YOUR GOAL –
Copy each line of the entries that contains the word "Convert".

*** EXCERPTED RECORDS ***

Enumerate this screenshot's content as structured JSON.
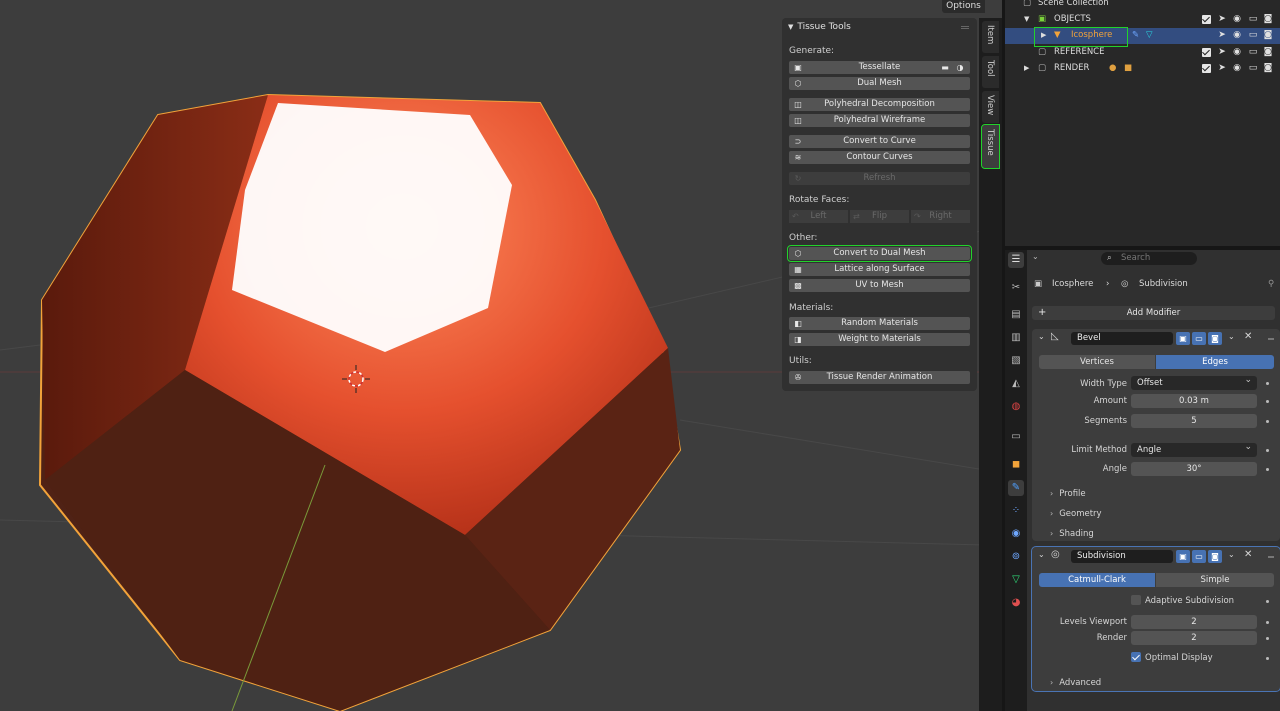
{
  "viewport": {
    "options_label": "Options",
    "colors": {
      "background": "#3d3d3d",
      "object_outline": "#f2a33a",
      "object_base": "#8a2a14",
      "object_face": "#e6593a",
      "highlight": "#ffffff"
    }
  },
  "tissue_panel": {
    "title": "Tissue Tools",
    "sections": {
      "generate": "Generate:",
      "rotate": "Rotate Faces:",
      "other": "Other:",
      "materials": "Materials:",
      "utils": "Utils:"
    },
    "buttons": {
      "tessellate": "Tessellate",
      "dual_mesh": "Dual Mesh",
      "polyhedral_decomposition": "Polyhedral Decomposition",
      "polyhedral_wireframe": "Polyhedral Wireframe",
      "convert_to_curve": "Convert to Curve",
      "contour_curves": "Contour Curves",
      "refresh": "Refresh",
      "rotate_left": "Left",
      "rotate_flip": "Flip",
      "rotate_right": "Right",
      "convert_to_dual_mesh": "Convert to Dual Mesh",
      "lattice_along_surface": "Lattice along Surface",
      "uv_to_mesh": "UV to Mesh",
      "random_materials": "Random Materials",
      "weight_to_materials": "Weight to Materials",
      "tissue_render_animation": "Tissue Render Animation"
    }
  },
  "side_tabs": [
    "Item",
    "Tool",
    "View",
    "Tissue"
  ],
  "outliner": {
    "root": "Scene Collection",
    "rows": [
      {
        "label": "OBJECTS"
      },
      {
        "label": "Icosphere"
      },
      {
        "label": "REFERENCE"
      },
      {
        "label": "RENDER"
      }
    ]
  },
  "properties": {
    "search_placeholder": "Search",
    "breadcrumb": {
      "object": "Icosphere",
      "modifier": "Subdivision"
    },
    "add_modifier": "Add Modifier",
    "bevel": {
      "name": "Bevel",
      "mode_options": [
        "Vertices",
        "Edges"
      ],
      "mode_selected": "Edges",
      "width_type_label": "Width Type",
      "width_type": "Offset",
      "amount_label": "Amount",
      "amount": "0.03 m",
      "segments_label": "Segments",
      "segments": "5",
      "limit_method_label": "Limit Method",
      "limit_method": "Angle",
      "angle_label": "Angle",
      "angle": "30°",
      "subpanels": [
        "Profile",
        "Geometry",
        "Shading"
      ]
    },
    "subdivision": {
      "name": "Subdivision",
      "algo_options": [
        "Catmull-Clark",
        "Simple"
      ],
      "algo_selected": "Catmull-Clark",
      "adaptive_label": "Adaptive Subdivision",
      "adaptive": false,
      "levels_viewport_label": "Levels Viewport",
      "levels_viewport": "2",
      "render_label": "Render",
      "render": "2",
      "optimal_display_label": "Optimal Display",
      "optimal_display": true,
      "advanced_label": "Advanced"
    }
  }
}
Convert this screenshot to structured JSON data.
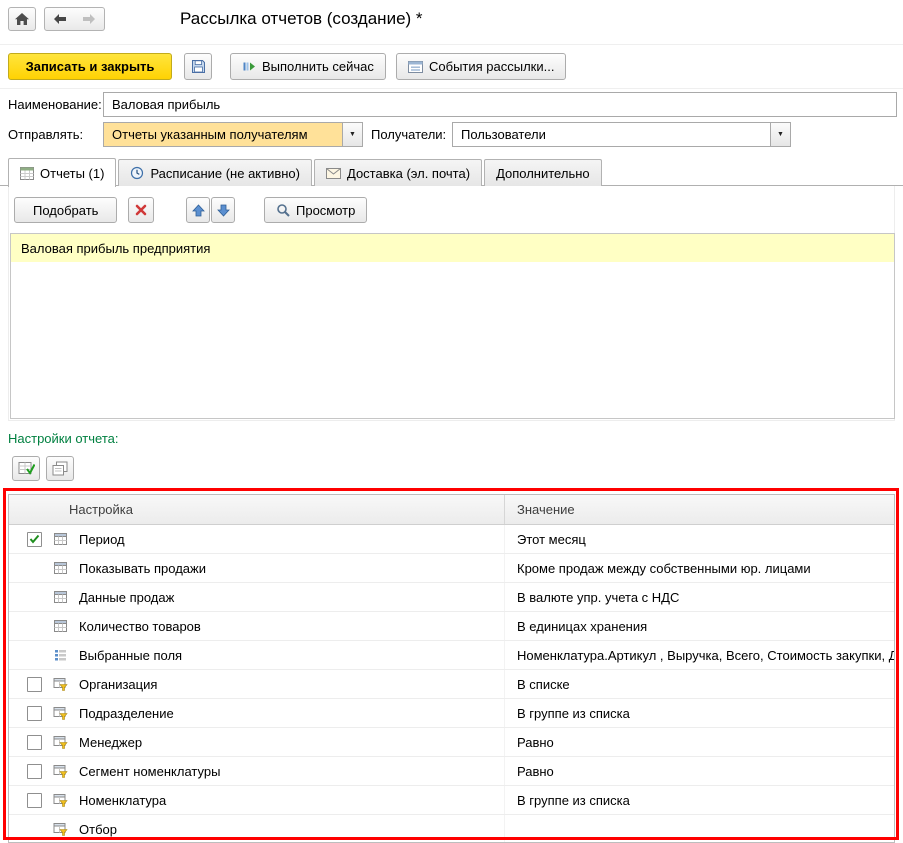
{
  "window": {
    "title": "Рассылка отчетов (создание) *"
  },
  "glyphs": {
    "dropdown_arrow": "▼"
  },
  "toolbar": {
    "save_close": "Записать и закрыть",
    "run_now": "Выполнить сейчас",
    "events": "События рассылки..."
  },
  "form": {
    "name_label": "Наименование:",
    "name_value": "Валовая прибыль",
    "send_label": "Отправлять:",
    "send_value": "Отчеты указанным получателям",
    "recipients_label": "Получатели:",
    "recipients_value": "Пользователи"
  },
  "tabs": [
    {
      "id": "reports",
      "label": "Отчеты (1)",
      "icon": "report-icon",
      "active": true
    },
    {
      "id": "schedule",
      "label": "Расписание (не активно)",
      "icon": "schedule-icon",
      "active": false
    },
    {
      "id": "delivery",
      "label": "Доставка (эл. почта)",
      "icon": "delivery-icon",
      "active": false
    },
    {
      "id": "more",
      "label": "Дополнительно",
      "icon": "",
      "active": false
    }
  ],
  "reports": {
    "pick": "Подобрать",
    "preview": "Просмотр",
    "items": [
      "Валовая прибыль предприятия"
    ]
  },
  "settings": {
    "label": "Настройки отчета:",
    "columns": [
      "Настройка",
      "Значение"
    ],
    "rows": [
      {
        "checkbox": "checked",
        "icon": "parameter-icon",
        "name": "Период",
        "value": "Этот месяц"
      },
      {
        "checkbox": "none",
        "icon": "parameter-icon",
        "name": "Показывать продажи",
        "value": "Кроме продаж между собственными юр. лицами"
      },
      {
        "checkbox": "none",
        "icon": "parameter-icon",
        "name": "Данные продаж",
        "value": "В валюте упр. учета с НДС"
      },
      {
        "checkbox": "none",
        "icon": "parameter-icon",
        "name": "Количество товаров",
        "value": "В единицах хранения"
      },
      {
        "checkbox": "none",
        "icon": "fields-icon",
        "name": "Выбранные поля",
        "value": "Номенклатура.Артикул , Выручка, Всего, Стоимость закупки, Д"
      },
      {
        "checkbox": "unchecked",
        "icon": "filter-icon",
        "name": "Организация",
        "value": "В списке"
      },
      {
        "checkbox": "unchecked",
        "icon": "filter-icon",
        "name": "Подразделение",
        "value": "В группе из списка"
      },
      {
        "checkbox": "unchecked",
        "icon": "filter-icon",
        "name": "Менеджер",
        "value": "Равно"
      },
      {
        "checkbox": "unchecked",
        "icon": "filter-icon",
        "name": "Сегмент номенклатуры",
        "value": "Равно"
      },
      {
        "checkbox": "unchecked",
        "icon": "filter-icon",
        "name": "Номенклатура",
        "value": "В группе из списка"
      },
      {
        "checkbox": "none",
        "icon": "filter-icon",
        "name": "Отбор",
        "value": ""
      }
    ]
  },
  "colors": {
    "primary_button": "#ffd800",
    "highlight_field": "#ffe199",
    "selected_row": "#ffffc4",
    "settings_label": "#008040",
    "annotation": "#ff0000"
  }
}
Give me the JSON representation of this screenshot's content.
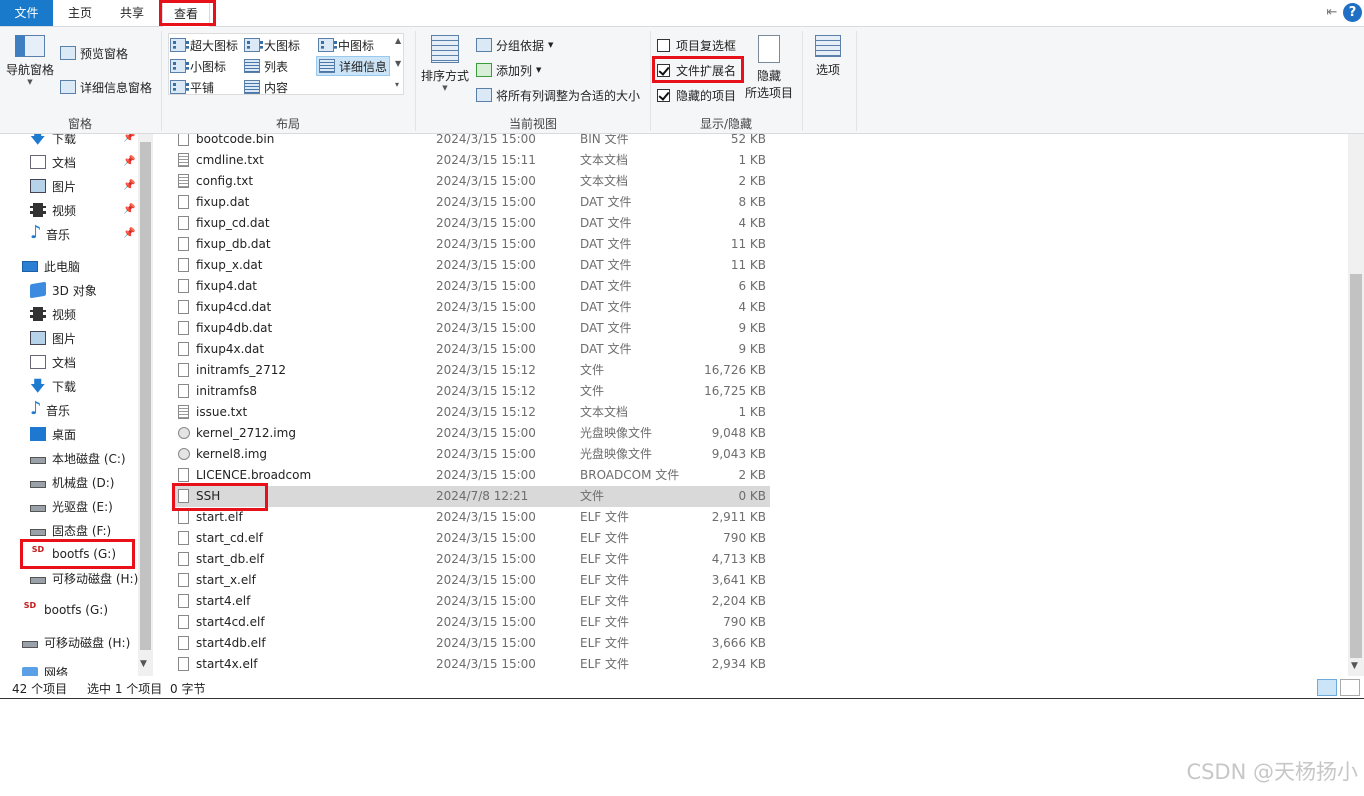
{
  "tabs": [
    "文件",
    "主页",
    "共享",
    "查看"
  ],
  "ribbon": {
    "pane_group": {
      "label": "窗格",
      "nav_pane": "导航窗格",
      "preview_pane": "预览窗格",
      "details_pane": "详细信息窗格"
    },
    "layout_group": {
      "label": "布局",
      "items": [
        "超大图标",
        "大图标",
        "中图标",
        "小图标",
        "列表",
        "详细信息",
        "平铺",
        "内容"
      ]
    },
    "view_group": {
      "label": "当前视图",
      "sort_by": "排序方式",
      "group_by": "分组依据",
      "add_column": "添加列",
      "fit_columns": "将所有列调整为合适的大小"
    },
    "show_group": {
      "label": "显示/隐藏",
      "item_checkboxes": "项目复选框",
      "file_extensions": "文件扩展名",
      "hidden_items": "隐藏的项目",
      "hide_selected": "隐藏",
      "hide_selected_2": "所选项目",
      "item_checkboxes_checked": false,
      "file_extensions_checked": true,
      "hidden_items_checked": true
    },
    "options": "选项"
  },
  "nav": [
    {
      "label": "下载",
      "icon": "download-icon"
    },
    {
      "label": "文档",
      "icon": "document-icon"
    },
    {
      "label": "图片",
      "icon": "picture-icon"
    },
    {
      "label": "视频",
      "icon": "video-icon"
    },
    {
      "label": "音乐",
      "icon": "music-icon"
    },
    {
      "label": "此电脑",
      "icon": "computer-icon"
    },
    {
      "label": "3D 对象",
      "icon": "3d-objects-icon"
    },
    {
      "label": "视频",
      "icon": "video-icon"
    },
    {
      "label": "图片",
      "icon": "picture-icon"
    },
    {
      "label": "文档",
      "icon": "document-icon"
    },
    {
      "label": "下载",
      "icon": "download-icon"
    },
    {
      "label": "音乐",
      "icon": "music-icon"
    },
    {
      "label": "桌面",
      "icon": "desktop-icon"
    },
    {
      "label": "本地磁盘 (C:)",
      "icon": "drive-icon"
    },
    {
      "label": "机械盘 (D:)",
      "icon": "drive-icon"
    },
    {
      "label": "光驱盘 (E:)",
      "icon": "drive-icon"
    },
    {
      "label": "固态盘 (F:)",
      "icon": "drive-icon"
    },
    {
      "label": "bootfs (G:)",
      "icon": "sd-card-icon"
    },
    {
      "label": "可移动磁盘 (H:)",
      "icon": "drive-icon"
    },
    {
      "label": "bootfs (G:)",
      "icon": "sd-card-icon"
    },
    {
      "label": "可移动磁盘 (H:)",
      "icon": "drive-icon"
    },
    {
      "label": "网络",
      "icon": "network-icon"
    }
  ],
  "files": [
    {
      "name": "bootcode.bin",
      "date": "2024/3/15 15:00",
      "type": "BIN 文件",
      "size": "52 KB"
    },
    {
      "name": "cmdline.txt",
      "date": "2024/3/15 15:11",
      "type": "文本文档",
      "size": "1 KB"
    },
    {
      "name": "config.txt",
      "date": "2024/3/15 15:00",
      "type": "文本文档",
      "size": "2 KB"
    },
    {
      "name": "fixup.dat",
      "date": "2024/3/15 15:00",
      "type": "DAT 文件",
      "size": "8 KB"
    },
    {
      "name": "fixup_cd.dat",
      "date": "2024/3/15 15:00",
      "type": "DAT 文件",
      "size": "4 KB"
    },
    {
      "name": "fixup_db.dat",
      "date": "2024/3/15 15:00",
      "type": "DAT 文件",
      "size": "11 KB"
    },
    {
      "name": "fixup_x.dat",
      "date": "2024/3/15 15:00",
      "type": "DAT 文件",
      "size": "11 KB"
    },
    {
      "name": "fixup4.dat",
      "date": "2024/3/15 15:00",
      "type": "DAT 文件",
      "size": "6 KB"
    },
    {
      "name": "fixup4cd.dat",
      "date": "2024/3/15 15:00",
      "type": "DAT 文件",
      "size": "4 KB"
    },
    {
      "name": "fixup4db.dat",
      "date": "2024/3/15 15:00",
      "type": "DAT 文件",
      "size": "9 KB"
    },
    {
      "name": "fixup4x.dat",
      "date": "2024/3/15 15:00",
      "type": "DAT 文件",
      "size": "9 KB"
    },
    {
      "name": "initramfs_2712",
      "date": "2024/3/15 15:12",
      "type": "文件",
      "size": "16,726 KB"
    },
    {
      "name": "initramfs8",
      "date": "2024/3/15 15:12",
      "type": "文件",
      "size": "16,725 KB"
    },
    {
      "name": "issue.txt",
      "date": "2024/3/15 15:12",
      "type": "文本文档",
      "size": "1 KB"
    },
    {
      "name": "kernel_2712.img",
      "date": "2024/3/15 15:00",
      "type": "光盘映像文件",
      "size": "9,048 KB"
    },
    {
      "name": "kernel8.img",
      "date": "2024/3/15 15:00",
      "type": "光盘映像文件",
      "size": "9,043 KB"
    },
    {
      "name": "LICENCE.broadcom",
      "date": "2024/3/15 15:00",
      "type": "BROADCOM 文件",
      "size": "2 KB"
    },
    {
      "name": "SSH",
      "date": "2024/7/8 12:21",
      "type": "文件",
      "size": "0 KB"
    },
    {
      "name": "start.elf",
      "date": "2024/3/15 15:00",
      "type": "ELF 文件",
      "size": "2,911 KB"
    },
    {
      "name": "start_cd.elf",
      "date": "2024/3/15 15:00",
      "type": "ELF 文件",
      "size": "790 KB"
    },
    {
      "name": "start_db.elf",
      "date": "2024/3/15 15:00",
      "type": "ELF 文件",
      "size": "4,713 KB"
    },
    {
      "name": "start_x.elf",
      "date": "2024/3/15 15:00",
      "type": "ELF 文件",
      "size": "3,641 KB"
    },
    {
      "name": "start4.elf",
      "date": "2024/3/15 15:00",
      "type": "ELF 文件",
      "size": "2,204 KB"
    },
    {
      "name": "start4cd.elf",
      "date": "2024/3/15 15:00",
      "type": "ELF 文件",
      "size": "790 KB"
    },
    {
      "name": "start4db.elf",
      "date": "2024/3/15 15:00",
      "type": "ELF 文件",
      "size": "3,666 KB"
    },
    {
      "name": "start4x.elf",
      "date": "2024/3/15 15:00",
      "type": "ELF 文件",
      "size": "2,934 KB"
    }
  ],
  "selected_file": "SSH",
  "status": {
    "count": "42 个项目",
    "selection": "选中 1 个项目",
    "size": "0 字节"
  },
  "watermark": "CSDN @天杨扬小",
  "colors": {
    "accent": "#1979ca",
    "highlight_box": "#e8111a",
    "selected_row": "#d9d9d9"
  }
}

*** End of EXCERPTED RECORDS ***

ANSWER BOX –
      "convert_to_curve": "Convert to Curve",
      "convert_to_dual_mesh": "Convert to Dual Mesh",
Convert this screenshot to structured JSON data.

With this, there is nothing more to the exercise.